Although on the face of it, it would seem to be common sense that Contractors ought to be able to suspend where they are not paid, there is nothing in our common law which would allow such a suspension. Accordingly, in the absence of contractual provisions to create such a right the contractor may not suspend in these circumstances. This flows from the common law concept of a construction contract being an “entire contract” in terms of which the Contractor carries out all the work free from defects prior to receiving any payment whatsoever. Only on completion under this regime does the Contractor then receive a single balloon payment of the entire contract sum. It necessarily follows that the common law does not recognize the right to interim certification and payments and as a consequence does not recognize a failure to make an interim payment as being a breach of contract giving rise to a right to suspend. However, this right does exist in some of our standard forms of contract. For example, FIDIC 1999 suite, clause 16.1 provides that if the Engineer fails to certify or the Employer fails to make payments, the Contractor may suspend the work after giving 21 days notice to the Employer. Where payment is subsequently made, then the Contractor is also entitled to recover its Cost plus reasonable profit as well as claim the relevant extension of time caused by the suspension. Under this regime the Contractor, subject to having given the proper notices, is entitled to suspend and thereafter may exercise its right to terminate the contract. The NEC suite of contracts does not have an equivalent provision albeit the Contractor would be entitled to terminate for failure to certify or make payments and to claim interest on the amount underpaid.

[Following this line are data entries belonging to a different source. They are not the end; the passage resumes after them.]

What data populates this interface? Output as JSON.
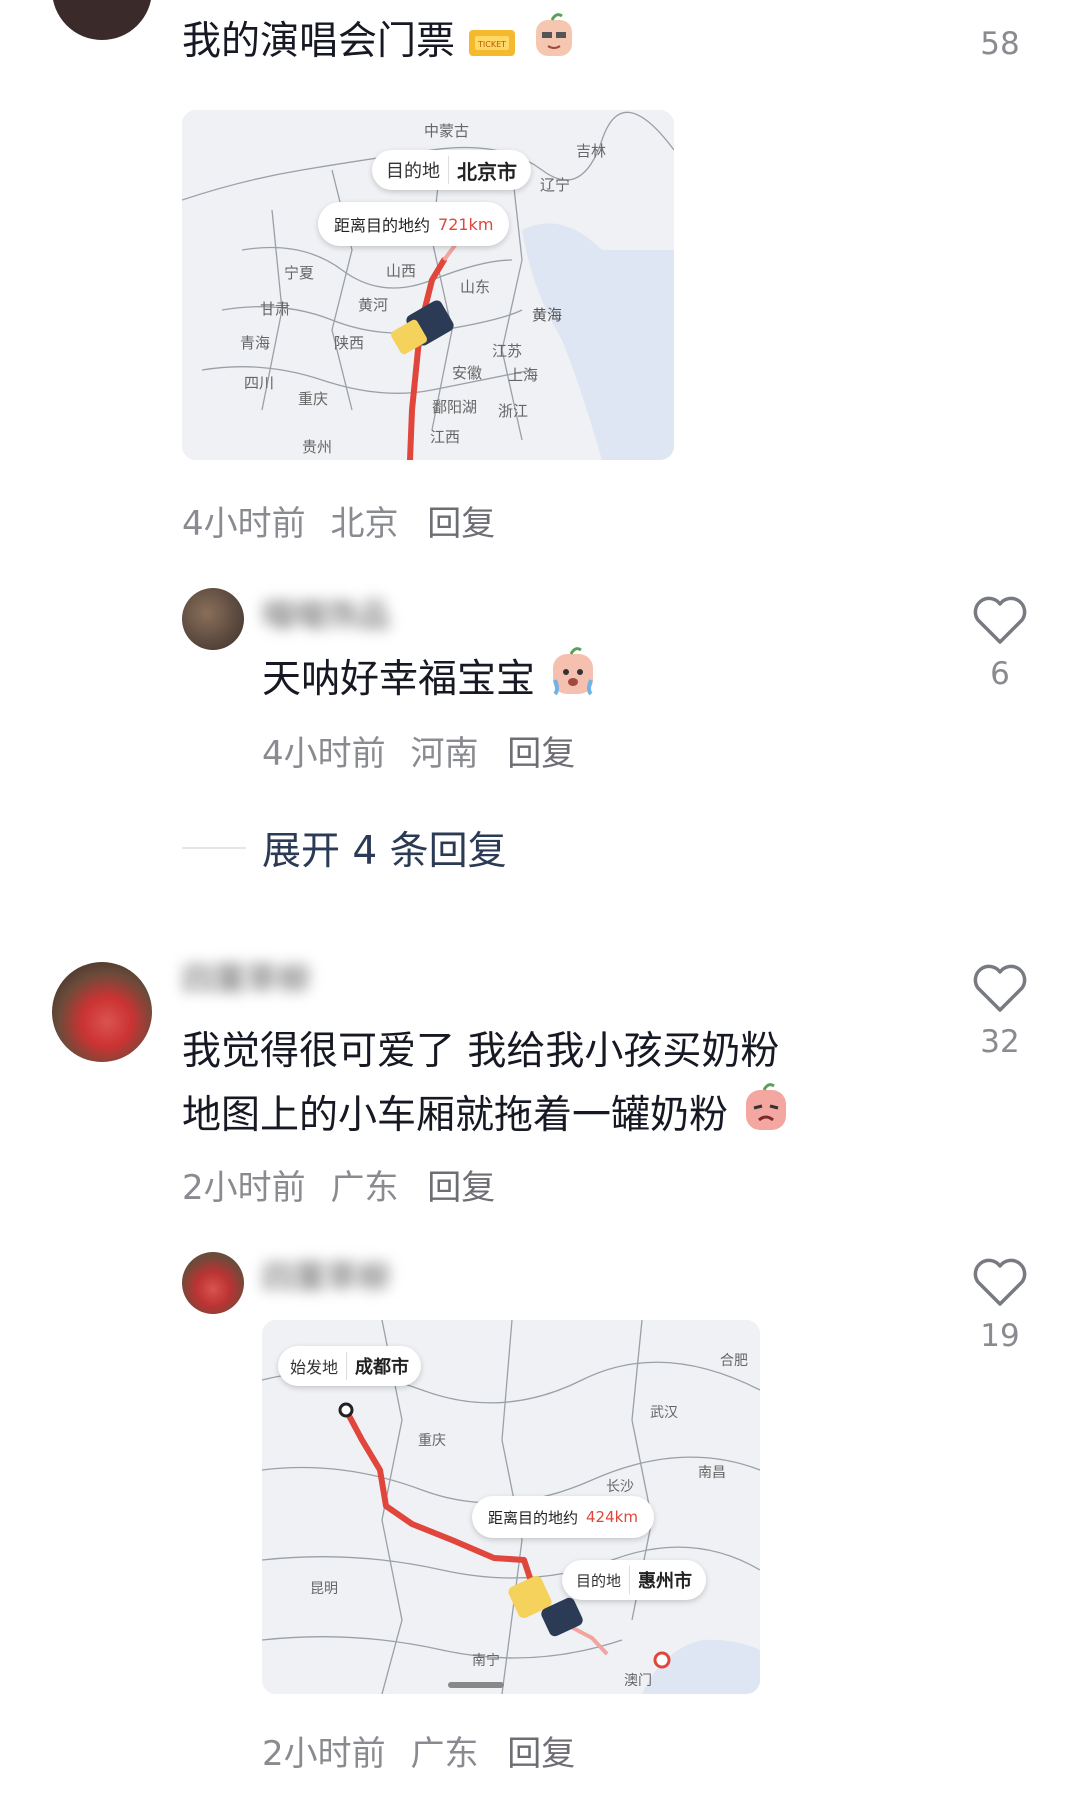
{
  "comments": [
    {
      "text": "我的演唱会门票",
      "likes": "58",
      "time": "4小时前",
      "location": "北京",
      "reply_label": "回复",
      "map": {
        "dest_tag": "目的地",
        "dest_city": "北京市",
        "distance_label": "距离目的地约",
        "distance_value": "721km",
        "places": [
          "中蒙古",
          "吉林",
          "辽宁",
          "宁夏",
          "甘肃",
          "山西",
          "山东",
          "黄河",
          "黄海",
          "陕西",
          "青海",
          "江苏",
          "安徽",
          "上海",
          "四川",
          "重庆",
          "鄱阳湖",
          "浙江",
          "江西",
          "贵州"
        ]
      }
    },
    {
      "name": "喵喵饰品",
      "text": "天呐好幸福宝宝",
      "likes": "6",
      "time": "4小时前",
      "location": "河南",
      "reply_label": "回复"
    },
    {
      "expand_label": "展开 4 条回复"
    },
    {
      "name": "四葉草柳",
      "text_line1": "我觉得很可爱了  我给我小孩买奶粉",
      "text_line2": "地图上的小车厢就拖着一罐奶粉",
      "likes": "32",
      "time": "2小时前",
      "location": "广东",
      "reply_label": "回复"
    },
    {
      "name": "四葉草柳",
      "likes": "19",
      "time": "2小时前",
      "location": "广东",
      "reply_label": "回复",
      "map": {
        "origin_tag": "始发地",
        "origin_city": "成都市",
        "dest_tag": "目的地",
        "dest_city": "惠州市",
        "distance_label": "距离目的地约",
        "distance_value": "424km",
        "places": [
          "合肥",
          "武汉",
          "重庆",
          "南昌",
          "长沙",
          "昆明",
          "南宁",
          "澳门"
        ]
      }
    }
  ],
  "colors": {
    "route": "#e0463c",
    "text": "#161823",
    "meta": "#8a8b91"
  },
  "icons": [
    "heart-outline-icon",
    "ticket-icon",
    "emoji-face-icon",
    "car-icon"
  ]
}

It necessarily follows that contracts which do not contain an express clause entitling the Contractor to suspend leave Contractors in a much weaker position. It cannot be stressed too highly that Contractors faced with a payment problem must read their contract carefully to understand what rights they may have in the circumstances. If they do not do so they may expose themselves to a significant claim for damages from the Employer notwithstanding that it was the Employer who was effectively the “guilty party” in the first instance.

Employer’s Right to Unilaterally Terminate

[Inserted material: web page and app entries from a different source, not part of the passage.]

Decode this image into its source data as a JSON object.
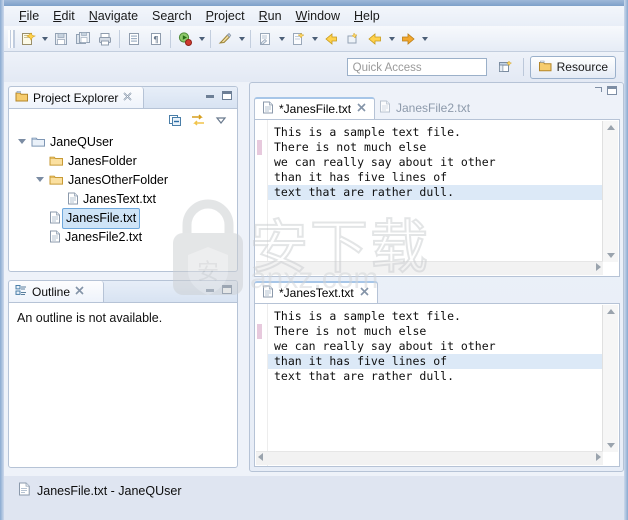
{
  "app": {
    "perspective": "Resource"
  },
  "menubar": {
    "items": [
      {
        "label": "File",
        "mnemonic": "F"
      },
      {
        "label": "Edit",
        "mnemonic": "E"
      },
      {
        "label": "Navigate",
        "mnemonic": "N"
      },
      {
        "label": "Search",
        "mnemonic": "a"
      },
      {
        "label": "Project",
        "mnemonic": "P"
      },
      {
        "label": "Run",
        "mnemonic": "R"
      },
      {
        "label": "Window",
        "mnemonic": "W"
      },
      {
        "label": "Help",
        "mnemonic": "H"
      }
    ]
  },
  "toolbar": {
    "icons": [
      "new-wizard-icon",
      "save-icon",
      "save-all-icon",
      "print-icon",
      "toggle-markers-icon",
      "toggle-whitespace-icon",
      "run-debug-icon",
      "run-icon",
      "external-tools-icon",
      "new-java-class-icon",
      "previous-annotation-icon",
      "next-annotation-icon",
      "back-icon",
      "forward-icon"
    ]
  },
  "quick_access": {
    "placeholder": "Quick Access",
    "value": "",
    "open_perspective_icon": "open-perspective-icon",
    "perspective_button": "Resource",
    "perspective_icon": "resource-perspective-icon"
  },
  "project_explorer": {
    "title": "Project Explorer",
    "icon": "project-explorer-icon",
    "close_icon": "close-icon",
    "minimize_icon": "minimize-icon",
    "maximize_icon": "maximize-icon",
    "toolbar_icons": [
      "collapse-all-icon",
      "link-with-editor-icon",
      "view-menu-icon"
    ],
    "tree": [
      {
        "label": "JaneQUser",
        "type": "project",
        "depth": 0,
        "expanded": true,
        "selected": false
      },
      {
        "label": "JanesFolder",
        "type": "folder",
        "depth": 1,
        "expanded": null,
        "selected": false
      },
      {
        "label": "JanesOtherFolder",
        "type": "folder",
        "depth": 1,
        "expanded": true,
        "selected": false
      },
      {
        "label": "JanesText.txt",
        "type": "file",
        "depth": 2,
        "expanded": null,
        "selected": false
      },
      {
        "label": "JanesFile.txt",
        "type": "file",
        "depth": 1,
        "expanded": null,
        "selected": true
      },
      {
        "label": "JanesFile2.txt",
        "type": "file",
        "depth": 1,
        "expanded": null,
        "selected": false
      }
    ]
  },
  "outline": {
    "title": "Outline",
    "icon": "outline-icon",
    "close_icon": "close-icon",
    "minimize_icon": "minimize-icon",
    "maximize_icon": "maximize-icon",
    "message": "An outline is not available."
  },
  "editor_area": {
    "restore_icon": "restore-icon",
    "maximize_icon": "maximize-icon",
    "editors": [
      {
        "tabs": [
          {
            "label": "*JanesFile.txt",
            "active": true,
            "dirty": true,
            "icon": "text-file-icon",
            "close_icon": "close-icon"
          },
          {
            "label": "JanesFile2.txt",
            "active": false,
            "dirty": false,
            "icon": "text-file-icon",
            "close_icon": null
          }
        ],
        "lines": [
          "This is a sample text file.",
          "There is not much else",
          "we can really say about it other",
          "than it has five lines of",
          "text that are rather dull."
        ],
        "current_line": 5,
        "changed_line": 2
      },
      {
        "tabs": [
          {
            "label": "*JanesText.txt",
            "active": true,
            "dirty": true,
            "icon": "text-file-icon",
            "close_icon": "close-icon"
          }
        ],
        "lines": [
          "This is a sample text file.",
          "There is not much else",
          "we can really say about it other",
          "than it has five lines of",
          "text that are rather dull."
        ],
        "current_line": 4,
        "changed_line": 2
      }
    ]
  },
  "statusbar": {
    "icon": "text-file-icon",
    "text": "JanesFile.txt - JaneQUser"
  },
  "watermark": {
    "chinese": "安下载",
    "url": "anxz.com",
    "icon": "lock-shield-icon"
  },
  "colors": {
    "selection": "#cfe4f7",
    "current_line": "#dce9f7",
    "chrome": "#dfe5f1",
    "tab_active_border": "#a7c6e8"
  }
}
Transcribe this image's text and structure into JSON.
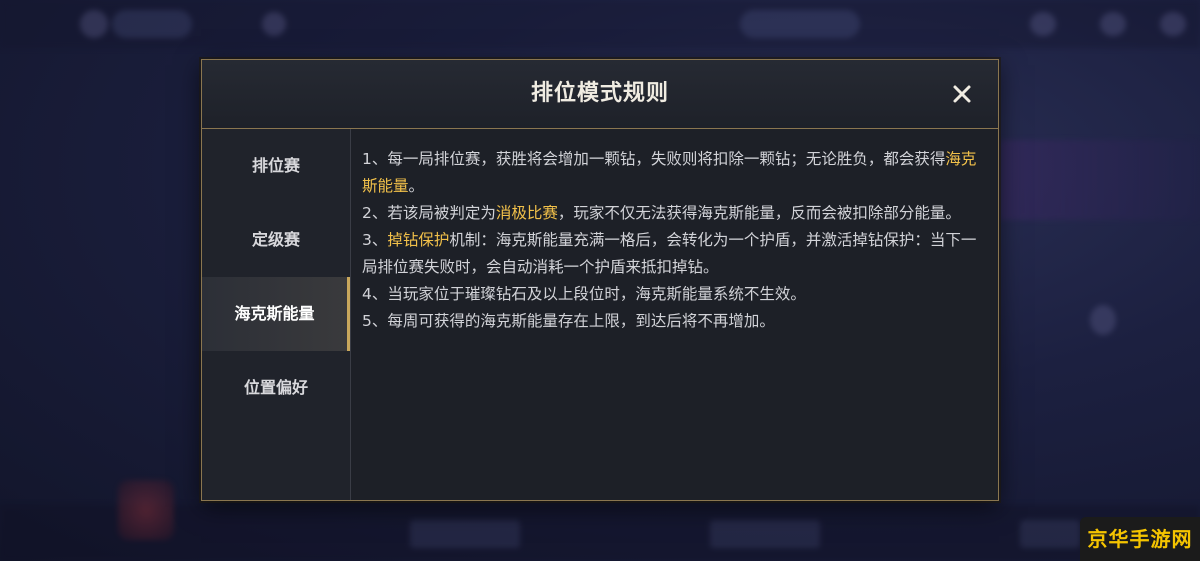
{
  "modal": {
    "title": "排位模式规则"
  },
  "sidebar": {
    "tabs": [
      {
        "label": "排位赛",
        "active": false
      },
      {
        "label": "定级赛",
        "active": false
      },
      {
        "label": "海克斯能量",
        "active": true
      },
      {
        "label": "位置偏好",
        "active": false
      }
    ]
  },
  "rules": [
    {
      "segments": [
        {
          "text": "1、每一局排位赛，获胜将会增加一颗钻，失败则将扣除一颗钻；无论胜负，都会获得",
          "highlight": false
        },
        {
          "text": "海克斯能量",
          "highlight": true
        },
        {
          "text": "。",
          "highlight": false
        }
      ]
    },
    {
      "segments": [
        {
          "text": "2、若该局被判定为",
          "highlight": false
        },
        {
          "text": "消极比赛",
          "highlight": true
        },
        {
          "text": "，玩家不仅无法获得海克斯能量，反而会被扣除部分能量。",
          "highlight": false
        }
      ]
    },
    {
      "segments": [
        {
          "text": "3、",
          "highlight": false
        },
        {
          "text": "掉钻保护",
          "highlight": true
        },
        {
          "text": "机制：海克斯能量充满一格后，会转化为一个护盾，并激活掉钻保护：当下一局排位赛失败时，会自动消耗一个护盾来抵扣掉钻。",
          "highlight": false
        }
      ]
    },
    {
      "segments": [
        {
          "text": "4、当玩家位于璀璨钻石及以上段位时，海克斯能量系统不生效。",
          "highlight": false
        }
      ]
    },
    {
      "segments": [
        {
          "text": "5、每周可获得的海克斯能量存在上限，到达后将不再增加。",
          "highlight": false
        }
      ]
    }
  ],
  "watermark": {
    "text": "京华手游网"
  },
  "icons": {
    "close": "close-icon"
  },
  "colors": {
    "highlight": "#f2c14a",
    "border": "#8a7650",
    "watermark": "#f5c400"
  }
}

Although we have not seen the domestic forms of contract, JBCC and GCC2004, incorporate unilateral rights of termination such rights do exist in the FIDIC 1999 suite as well as the NEC suite of contracts. Under these two forms of contract the Employer is entitled to unilaterally terminate the contract for its own convenience. See for example clause 15.5 of FIDIC and clause 90.2 of NEC 3.

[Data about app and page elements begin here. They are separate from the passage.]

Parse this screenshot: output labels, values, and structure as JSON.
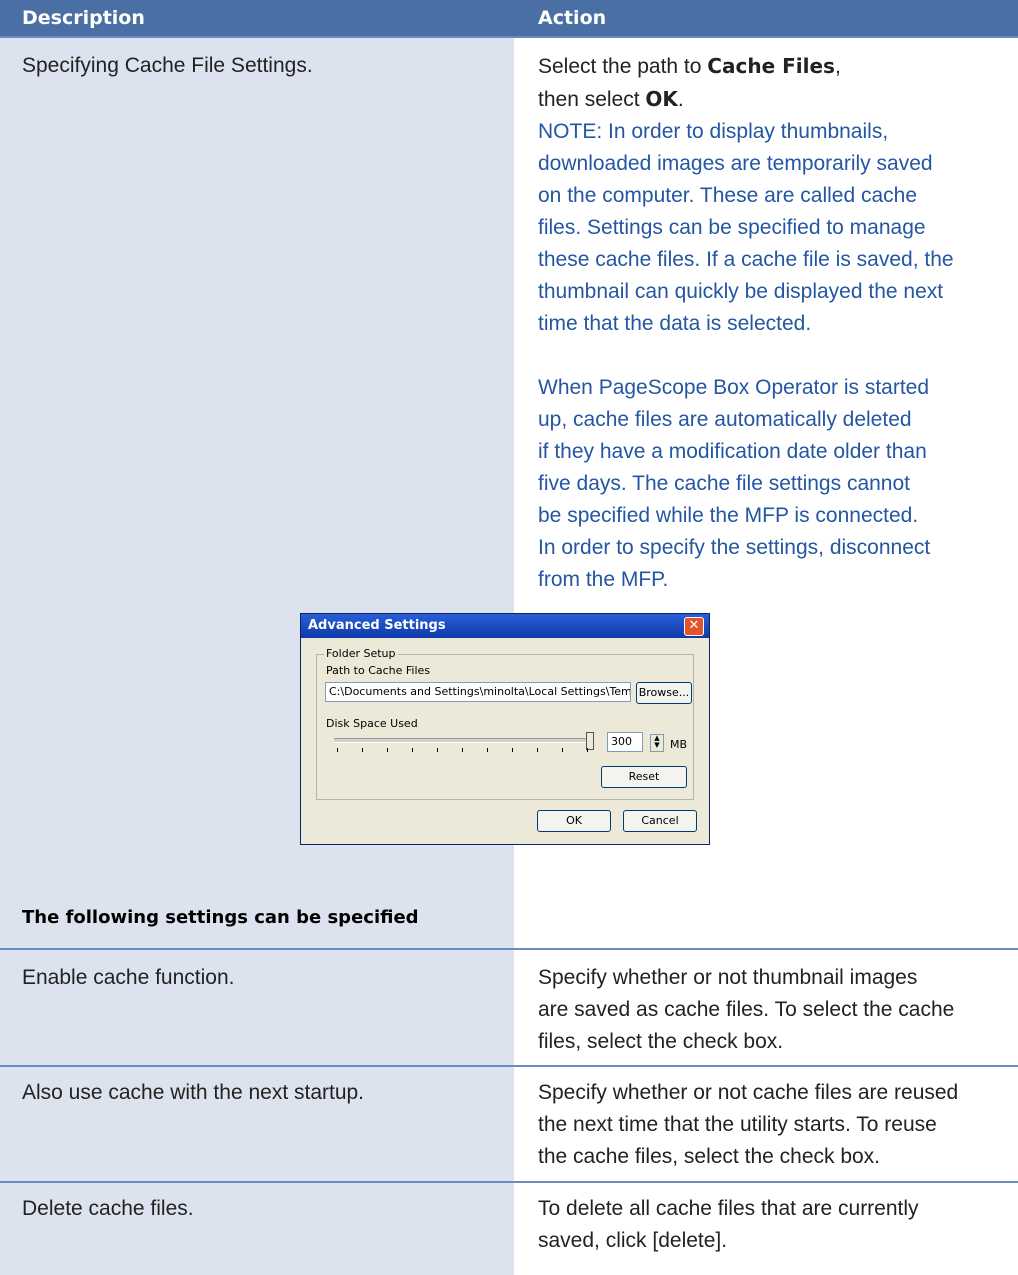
{
  "header": {
    "description": "Description",
    "action": "Action"
  },
  "main_row": {
    "description": "Specifying Cache File Settings.",
    "action_line1_prefix": "Select the path to ",
    "action_line1_bold": "Cache Files",
    "action_line1_suffix": ",",
    "action_line2_prefix": "then select ",
    "action_line2_bold": "OK",
    "action_line2_suffix": ".",
    "note1": [
      "NOTE: In order to display thumbnails,",
      "downloaded images are temporarily saved",
      "on the computer. These are called cache",
      "files. Settings can be specified to manage",
      "these cache files. If a cache file is saved, the",
      "thumbnail can quickly be displayed the next",
      "time that the data is selected."
    ],
    "note2": [
      "When PageScope Box Operator is started",
      "up, cache files are automatically deleted",
      "if they have a modification date older than",
      "five days. The cache file settings cannot",
      "be specified while the MFP is connected.",
      "In order to specify the settings, disconnect",
      "from the MFP."
    ]
  },
  "dialog": {
    "title": "Advanced Settings",
    "close_glyph": "✕",
    "group_label": "Folder Setup",
    "path_label": "Path to Cache Files",
    "path_value": "C:\\Documents and Settings\\minolta\\Local Settings\\Temp\\",
    "browse_label": "Browse...",
    "disk_label": "Disk Space Used",
    "disk_value": "300",
    "disk_unit": "MB",
    "slider_level": 1.0,
    "reset_label": "Reset",
    "ok_label": "OK",
    "cancel_label": "Cancel"
  },
  "subheader": "The following settings can be specified",
  "settings": [
    {
      "description": "Enable cache function.",
      "action": [
        "Specify whether or not thumbnail images",
        "are saved as cache files. To select the cache",
        "files, select the check box."
      ]
    },
    {
      "description": "Also use cache with the next startup.",
      "action": [
        "Specify whether or not cache files are reused",
        "the next time that the utility starts. To reuse",
        "the cache files, select the check box."
      ]
    },
    {
      "description": "Delete cache files.",
      "action": [
        "To delete all cache files that are currently",
        "saved, click [delete]."
      ]
    }
  ],
  "colors": {
    "header_bg": "#4a6fa5",
    "left_bg": "#dde3ee",
    "note_text": "#2456a4"
  }
}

As to what compensation is paid depends upon the terms of the contract since once again the common law does not allow parties to walk away from a contract for their own convenience. FIDIC also expressly states that clause 15.5 may not be used to take work away from the Contractor in order for the Employer to execute the balance of the works or to bring in alternative Contractors. This, in South Africa, is, in any event, the common law position flowing from the judgement of McEwan J in the 1977 case of Hydro Holdings (Edms) Bpk v Minister of Public Works and another. However, since this is a common law judgement it would be possible to exclude this position by way of a contractual term as has been done by Eskom in the Medupi Power Station conditions of particular application to the Yellow Book FIDIC contracts.

Lessons to be Learnt

Contract documents are of course not the most exciting documents to read. Be that as it may it is vital that Contractors do read their contracts and more particularly having read them understand what their rights and obligations are. The modern form of construction contract is a complex document with many interlinking clauses. It is very easy for Contractors to make contractual mistakes based upon lack of understanding of the documents and the law will not come to the assistance of the ignorant. The old adage, if you do not understand then ask, is applicable and Contractors will have only themselves to blame if they do not follow the rules. There are no referees in construction contracts giving out warnings followed by yellow cards and then perhaps red cards. You only have one chance and if you get it wrong the strong probability is that you will be shown a red card!

Chris Binnington